A jay, having seen the buzzard move away, started its irksome shrieking. Unaware of me, it jumped onto a fencepost nearby. Only the virtue of a hunter after meat for the pot stopped me shooting the little blue crow. I threw a stick out onto the stubbles and the jay fled behind another demonic scream. The light now was descending into a pink-tinged fugue. As I watched, it happened. Prompted by some unknown signal, the grey hordes in the opposite wood lifted and circled. The flock split. Half heading for a wood to the east, the other half heading towards me. I watched the incoming birds from behind my briar hide. Now, I had a decision to make. Allow them to pass over and shoot those who circle back to land? Or shoot as they approach. The light was fading and so was my patience. Flicking off the safety I lifted the semi-auto to my shoulder. I must confess that I am so left-eye dominant that I shoot with my left eye half-shut. Preferring to shoot birds from beneath rather than face on I was resigned to failure but I got lucky. The flock made that last traverse to my roost at a modest pace and I managed two birds for the three chambered rounds. The rest of the flock scattered to the winds as I reloaded. I waited for a second approach which never came. The big disadvantage of the shotgun. Noise scares.

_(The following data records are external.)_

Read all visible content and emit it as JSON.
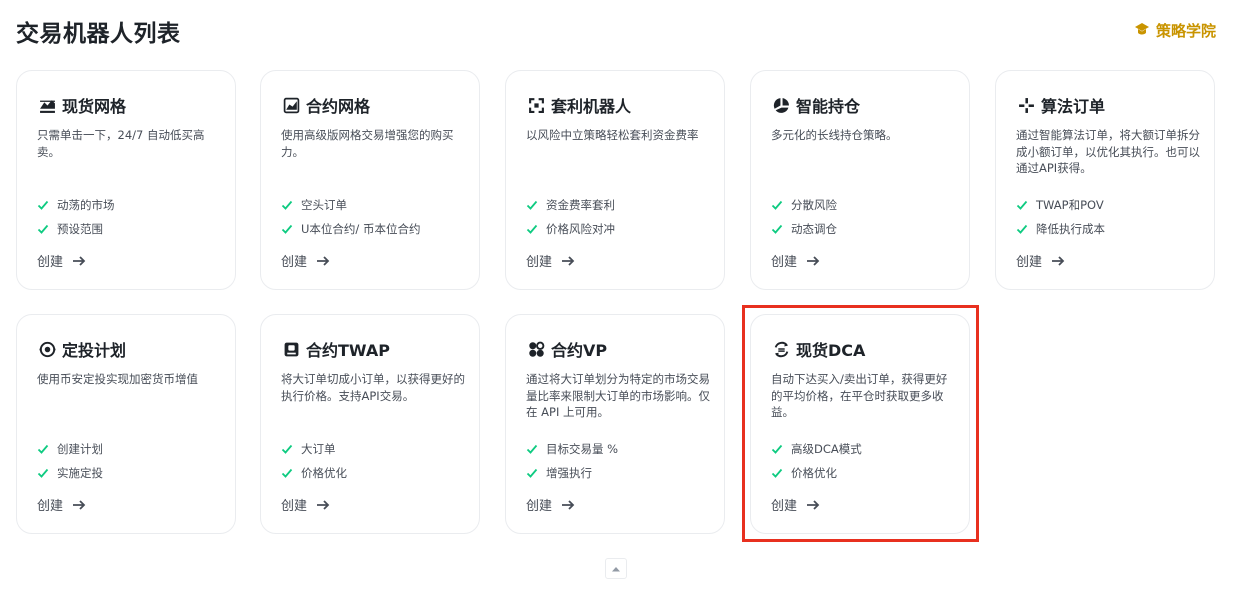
{
  "header": {
    "title": "交易机器人列表",
    "academy_label": "策略学院",
    "academy_icon": "graduation-cap-icon"
  },
  "colors": {
    "accent": "#c99400",
    "check": "#0ecb81",
    "highlight": "#e8301f"
  },
  "cards": [
    {
      "title": "现货网格",
      "icon": "spot-grid-icon",
      "desc": "只需单击一下，24/7 自动低买高卖。",
      "features": [
        "动荡的市场",
        "预设范围"
      ],
      "create": "创建"
    },
    {
      "title": "合约网格",
      "icon": "futures-grid-icon",
      "desc": "使用高级版网格交易增强您的购买力。",
      "features": [
        "空头订单",
        "U本位合约/ 币本位合约"
      ],
      "create": "创建"
    },
    {
      "title": "套利机器人",
      "icon": "arbitrage-icon",
      "desc": "以风险中立策略轻松套利资金费率",
      "features": [
        "资金费率套利",
        "价格风险对冲"
      ],
      "create": "创建"
    },
    {
      "title": "智能持仓",
      "icon": "rebalance-pie-icon",
      "desc": "多元化的长线持仓策略。",
      "features": [
        "分散风险",
        "动态调仓"
      ],
      "create": "创建"
    },
    {
      "title": "算法订单",
      "icon": "algo-order-icon",
      "desc": "通过智能算法订单，将大额订单拆分成小额订单，以优化其执行。也可以通过API获得。",
      "features": [
        "TWAP和POV",
        "降低执行成本"
      ],
      "create": "创建"
    },
    {
      "title": "定投计划",
      "icon": "auto-invest-icon",
      "desc": "使用币安定投实现加密货币增值",
      "features": [
        "创建计划",
        "实施定投"
      ],
      "create": "创建"
    },
    {
      "title": "合约TWAP",
      "icon": "futures-twap-icon",
      "desc": "将大订单切成小订单，以获得更好的执行价格。支持API交易。",
      "features": [
        "大订单",
        "价格优化"
      ],
      "create": "创建"
    },
    {
      "title": "合约VP",
      "icon": "futures-vp-icon",
      "desc": "通过将大订单划分为特定的市场交易量比率来限制大订单的市场影响。仅在 API 上可用。",
      "features": [
        "目标交易量 %",
        "增强执行"
      ],
      "create": "创建"
    },
    {
      "title": "现货DCA",
      "icon": "spot-dca-icon",
      "desc": "自动下达买入/卖出订单，获得更好的平均价格，在平仓时获取更多收益。",
      "features": [
        "高级DCA模式",
        "价格优化"
      ],
      "create": "创建"
    }
  ]
}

I straddled the fencing into the stubble field before the light finally faded and located my two birds. I’m desperate for a lurcher pup to bring on, to do the retrieving for me. With the buzzard in mind, I swiftly crowned the pigeons and bagged the breast meat. I drew out my Foxcaller and gave a couple of ‘peeows’. The old raptor appeared above the edge of the wood and circled above me. I picked up the two carcasses and threw them further into the field. As I turned for the wood and the trail back to the motor, I stopped to watch a long noisy skein of geese silhouetted against the pink afterglow of the sunken sun. While unloading, at the tailgate of the SUV, the tawny owls started their banter. A male voice choir. No ‘keewik’s from a female owl. With everything packed safely away, I was reluctant to leave. I perched on the tailgate enjoying the ambiance of wood and field at twilight, self-analysing my choice of roost tonight. Two birds are poor show but little effort was exerted. Sometimes, though, it isn’t just about shot to kill ratio or the number in the game-bag. It’s about being out there with the right to walk some land freely and with a license to carry a gun. Neither should be viewed lightly. Two birds, on an evening when you have resigned to going home empty-handed, are a treasure. Two birds can make a meal. Many people in this world would love that meal.
Copyright Ian Barnett, Wildscribbler, January 2020